For the stock: half a chicken, 400g of chuck steak - or the piece that in Italian is referred to as the priest's hat, some butchers will know where to cut that - one clove of garlic, one onion, a celery stick, a carrot. Dump everything in when the water is still cold, bring to the boil then let simmer for three to four hours.
For the dumplings: two cups of breadcrumbs, one cup of grated Parmigiano Reggiano (don't even think of buying the fraudolent 'parmesan', you'd make an entirely different dish I'm afraid; Grana Padano will do in a pinch), three eggs. When the stock is ready, simply mix the dumplings ingredients together into a nice moist big lump. If it seems too dry and hard, mix in a tablespoon or two of the stock.
Back to the stock pot: salt to taste, remove the meat, chuck the veges in the nearest compost bin, bring back to the boil and use a two handed potato masher or ricer with big round holes to press the lump into little worms about 3-4 cm long, dumping them directly into the pot.
through the ricer

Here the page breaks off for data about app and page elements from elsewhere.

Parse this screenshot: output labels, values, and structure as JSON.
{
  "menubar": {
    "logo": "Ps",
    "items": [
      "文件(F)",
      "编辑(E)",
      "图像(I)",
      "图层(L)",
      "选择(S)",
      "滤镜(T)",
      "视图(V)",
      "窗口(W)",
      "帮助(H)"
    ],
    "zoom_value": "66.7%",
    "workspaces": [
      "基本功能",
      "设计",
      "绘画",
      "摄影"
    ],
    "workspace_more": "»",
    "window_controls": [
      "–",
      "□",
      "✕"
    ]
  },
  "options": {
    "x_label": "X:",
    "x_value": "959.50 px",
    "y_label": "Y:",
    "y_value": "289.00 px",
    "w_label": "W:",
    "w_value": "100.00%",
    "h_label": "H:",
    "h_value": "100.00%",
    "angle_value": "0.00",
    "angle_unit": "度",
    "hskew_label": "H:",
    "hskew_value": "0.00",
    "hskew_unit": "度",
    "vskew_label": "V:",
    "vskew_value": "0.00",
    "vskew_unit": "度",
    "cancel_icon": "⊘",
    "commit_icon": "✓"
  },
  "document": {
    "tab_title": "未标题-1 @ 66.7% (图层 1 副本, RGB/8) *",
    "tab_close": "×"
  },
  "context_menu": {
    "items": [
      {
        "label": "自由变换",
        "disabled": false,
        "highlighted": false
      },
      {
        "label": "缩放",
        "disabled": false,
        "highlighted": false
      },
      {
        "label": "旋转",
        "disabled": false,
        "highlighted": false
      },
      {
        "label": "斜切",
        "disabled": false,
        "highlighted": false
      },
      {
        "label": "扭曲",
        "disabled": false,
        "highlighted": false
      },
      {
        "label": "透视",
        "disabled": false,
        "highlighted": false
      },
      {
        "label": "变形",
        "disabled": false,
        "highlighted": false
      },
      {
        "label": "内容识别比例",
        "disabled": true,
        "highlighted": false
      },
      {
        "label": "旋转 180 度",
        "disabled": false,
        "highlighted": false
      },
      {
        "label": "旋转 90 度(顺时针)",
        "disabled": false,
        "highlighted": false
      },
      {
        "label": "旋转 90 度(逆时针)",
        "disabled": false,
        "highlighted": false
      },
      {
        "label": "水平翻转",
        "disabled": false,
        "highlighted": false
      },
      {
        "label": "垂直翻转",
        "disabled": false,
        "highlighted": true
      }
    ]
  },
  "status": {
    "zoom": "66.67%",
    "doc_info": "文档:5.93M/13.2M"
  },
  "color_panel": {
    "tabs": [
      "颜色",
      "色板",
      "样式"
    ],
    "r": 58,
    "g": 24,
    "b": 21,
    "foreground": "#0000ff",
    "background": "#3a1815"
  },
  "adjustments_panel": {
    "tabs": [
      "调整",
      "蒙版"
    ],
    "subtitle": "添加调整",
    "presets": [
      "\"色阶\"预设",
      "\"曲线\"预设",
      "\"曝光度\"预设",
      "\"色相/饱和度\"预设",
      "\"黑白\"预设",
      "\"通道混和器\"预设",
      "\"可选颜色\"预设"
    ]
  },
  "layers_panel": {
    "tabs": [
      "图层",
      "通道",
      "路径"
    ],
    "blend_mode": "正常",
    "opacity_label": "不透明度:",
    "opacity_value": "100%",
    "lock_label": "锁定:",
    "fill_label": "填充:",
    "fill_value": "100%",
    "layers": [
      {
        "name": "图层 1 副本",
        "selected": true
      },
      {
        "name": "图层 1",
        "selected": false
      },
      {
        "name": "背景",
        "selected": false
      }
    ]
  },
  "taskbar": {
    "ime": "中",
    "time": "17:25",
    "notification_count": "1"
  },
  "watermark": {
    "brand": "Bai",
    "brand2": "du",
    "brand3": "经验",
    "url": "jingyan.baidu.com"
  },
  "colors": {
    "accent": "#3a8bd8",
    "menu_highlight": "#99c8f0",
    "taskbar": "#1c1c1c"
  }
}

The ricers made in New Zealand are a bit too flimsy for the job, I find, so it may be safer to use a masher. It's essential that the holes are big, though, at least 2.5 mm but preferably 3 or 4. The dumplings cook in a couple of minutes.
The finished product
After the mericonda you serve the boiled meat ("il bollito"), with some sort of sauce or gravy and potatoes sliced and cooked in oil, with garlic and parsley. The wine that goes with this meal is a red Lambrusco, but I understand that most people abroad - not to mention in Italy - turn down their noses at the idea of a sparkling red. And a novelty wine it may be, but it is a key part of the experience so I'm going to gently but firmly demand that you use it. It is my memory, after all, although I would love nothing more than hearing about and trying out the family or ancestral recipes that others might have to offer.
If the concept of boiled dough fails to appeal, I have a couple of testimonials. Here's Joseph:
and here's young Lucia. The Magnoni genes are strong in this one.
To me a trip home means also reconnecting with the source of these memory foods, and every time I go I try to learn to make one or two of the old dishes. This time mum has promised to teach me how to bake pane ferrarese, a type of bread that defies the laws of physics by keeping for weeks in a steady state of deliciousness - I'll report back on that. But now the lad and I are better be off.
Cross-posted at Public Address, with thanks to Russell Brown.